These investments will go to the heart of the fairness and reliability of the U.S. justice system. Forensic science, properly applied, is arguably the only objective science and fact-based approach toward understanding what the evidence means, and overcoming human bias in the investigation and prosecution of crime. A major outcome of these investments will be to strengthen the utility and reliability of forensic evidence in the courtroom.

This work also has the potential for significant cost savings for the U.S. justice system by reducing the number of mistrials or retrials related to questions about forensic analysis. One economic analysis of cost savings from forensic DNA testing alone estimated a cost savings of $35 for every dollar invested; the same analysis predicted that if DNA testing were fully utilized U.S. justice system could realize $12.9 billion in annual savings.

EXPECTED IMPACTS

The anticipated results of NIST’s current and future efforts in forensic science are expected to include:

  • New and innovative forensic science technologies.
  • Increased use of documentary standards and measurement services by the forensic community.
  • Creation of reference materials, reference databases, and new calibration services to improve the consistency of the implementation of forensic science across the nation.
  • Enhanced ability to understand the evidence, identify suspects, and prosecute and convict criminals while exonerating the innocent.
  • Greater confidence in the U.S. criminal justice system.

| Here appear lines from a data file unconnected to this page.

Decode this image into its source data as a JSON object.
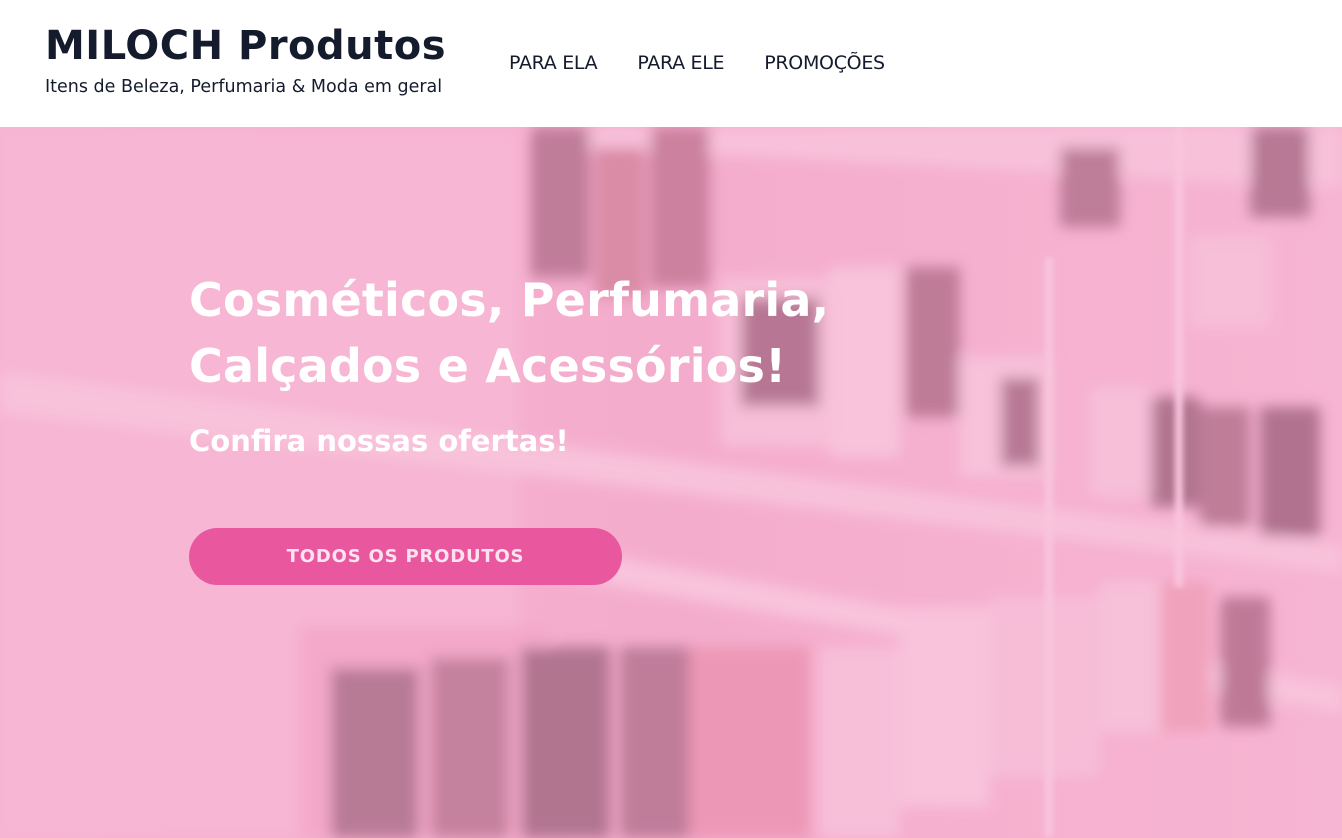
{
  "header": {
    "title": "MILOCH Produtos",
    "tagline": "Itens de Beleza, Perfumaria & Moda em geral",
    "nav": [
      {
        "label": "PARA ELA"
      },
      {
        "label": "PARA ELE"
      },
      {
        "label": "PROMOÇÕES"
      }
    ]
  },
  "hero": {
    "title_line1": "Cosméticos, Perfumaria,",
    "title_line2": "Calçados e Acessórios!",
    "subtitle": "Confira nossas ofertas!",
    "button_label": "TODOS OS PRODUTOS",
    "background_image": "blurred-store-shelves-image"
  },
  "colors": {
    "text_dark": "#141b2d",
    "hero_overlay": "#f6a8cb",
    "button": "#e9579f",
    "hero_text": "#ffffff"
  }
}
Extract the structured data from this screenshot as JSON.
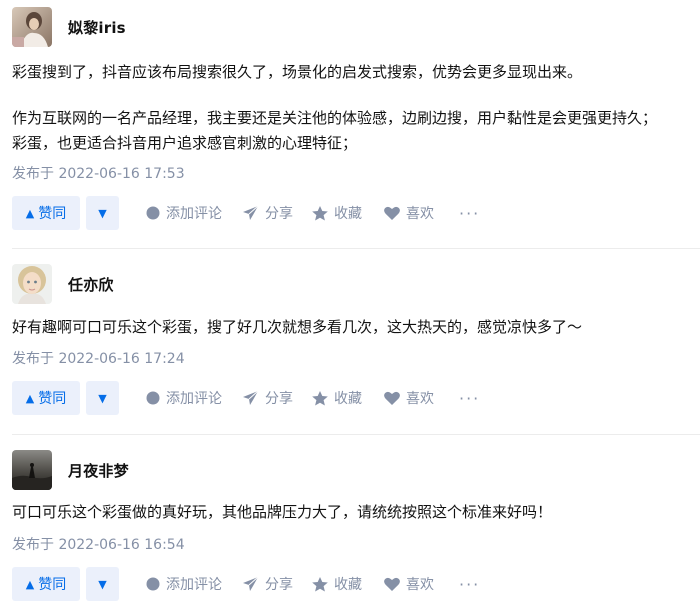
{
  "answers": [
    {
      "author": "姒黎iris",
      "avatar": "avatar-sepia-photo",
      "paragraphs": [
        "彩蛋搜到了，抖音应该布局搜索很久了，场景化的启发式搜索，优势会更多显现出来。",
        "作为互联网的一名产品经理，我主要还是关注他的体验感，边刷边搜，用户黏性是会更强更持久；",
        "彩蛋，也更适合抖音用户追求感官刺激的心理特征；"
      ],
      "time": "发布于 2022-06-16 17:53"
    },
    {
      "author": "任亦欣",
      "avatar": "avatar-child-photo",
      "paragraphs": [
        "好有趣啊可口可乐这个彩蛋，搜了好几次就想多看几次，这大热天的，感觉凉快多了～"
      ],
      "time": "发布于 2022-06-16 17:24"
    },
    {
      "author": "月夜非梦",
      "avatar": "avatar-dark-landscape",
      "paragraphs": [
        "可口可乐这个彩蛋做的真好玩，其他品牌压力大了，请统统按照这个标准来好吗！"
      ],
      "time": "发布于 2022-06-16 16:54"
    }
  ],
  "actions": {
    "vote_up": "赞同",
    "vote_up_icon": "▲",
    "vote_down_icon": "▼",
    "comment": "添加评论",
    "share": "分享",
    "favorite": "收藏",
    "like": "喜欢",
    "more": "···"
  },
  "colors": {
    "accent": "#056de8",
    "accent_bg": "#ebf0fb",
    "meta": "#8590a6"
  }
}
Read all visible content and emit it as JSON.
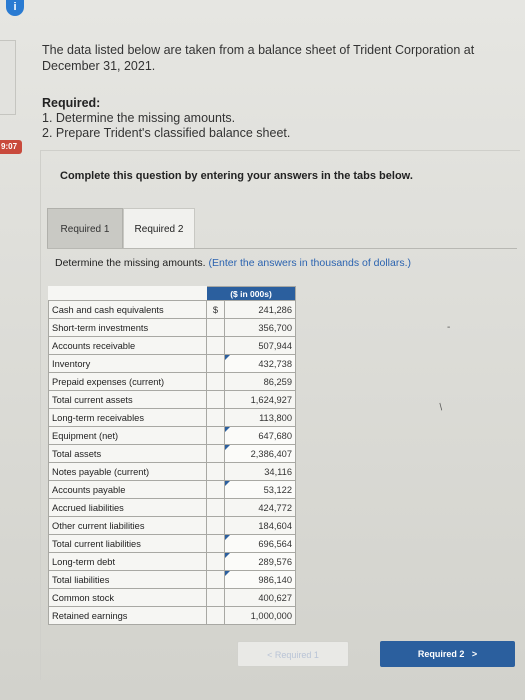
{
  "timer": "9:07",
  "intro": "The data listed below are taken from a balance sheet of Trident Corporation at December 31, 2021.",
  "required": {
    "heading": "Required:",
    "items": [
      "1. Determine the missing amounts.",
      "2. Prepare Trident's classified balance sheet."
    ]
  },
  "complete_text": "Complete this question by entering your answers in the tabs below.",
  "tabs": [
    "Required 1",
    "Required 2"
  ],
  "instruction": "Determine the missing amounts.",
  "hint": "(Enter the answers in thousands of dollars.)",
  "table": {
    "header": "($ in 000s)",
    "currency": "$",
    "rows": [
      {
        "label": "Cash and cash equivalents",
        "value": "241,286"
      },
      {
        "label": "Short-term investments",
        "value": "356,700"
      },
      {
        "label": "Accounts receivable",
        "value": "507,944"
      },
      {
        "label": "Inventory",
        "value": "432,738"
      },
      {
        "label": "Prepaid expenses (current)",
        "value": "86,259"
      },
      {
        "label": "Total current assets",
        "value": "1,624,927"
      },
      {
        "label": "Long-term receivables",
        "value": "113,800"
      },
      {
        "label": "Equipment (net)",
        "value": "647,680"
      },
      {
        "label": "Total assets",
        "value": "2,386,407"
      },
      {
        "label": "Notes payable (current)",
        "value": "34,116"
      },
      {
        "label": "Accounts payable",
        "value": "53,122"
      },
      {
        "label": "Accrued liabilities",
        "value": "424,772"
      },
      {
        "label": "Other current liabilities",
        "value": "184,604"
      },
      {
        "label": "Total current liabilities",
        "value": "696,564"
      },
      {
        "label": "Long-term debt",
        "value": "289,576"
      },
      {
        "label": "Total liabilities",
        "value": "986,140"
      },
      {
        "label": "Common stock",
        "value": "400,627"
      },
      {
        "label": "Retained earnings",
        "value": "1,000,000"
      }
    ]
  },
  "buttons": {
    "prev": "Required 1",
    "next": "Required 2"
  },
  "icons": {
    "info": "info-icon",
    "prev": "chevron-left-icon",
    "next": "chevron-right-icon"
  },
  "colors": {
    "accent": "#2b5f9e",
    "timer": "#c94a3c"
  }
}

For more information about how NIST can help your investigative team, please contact the Law Enforcement Standards Office (OLES).

Law Enforcement Standards Office (OLES):

Telephone: (301) 975-2756 or 2757
Fax: (301) 948-0978
100 Bureau Drive, M/S 8102
Gaithersburg, MD 20899-8102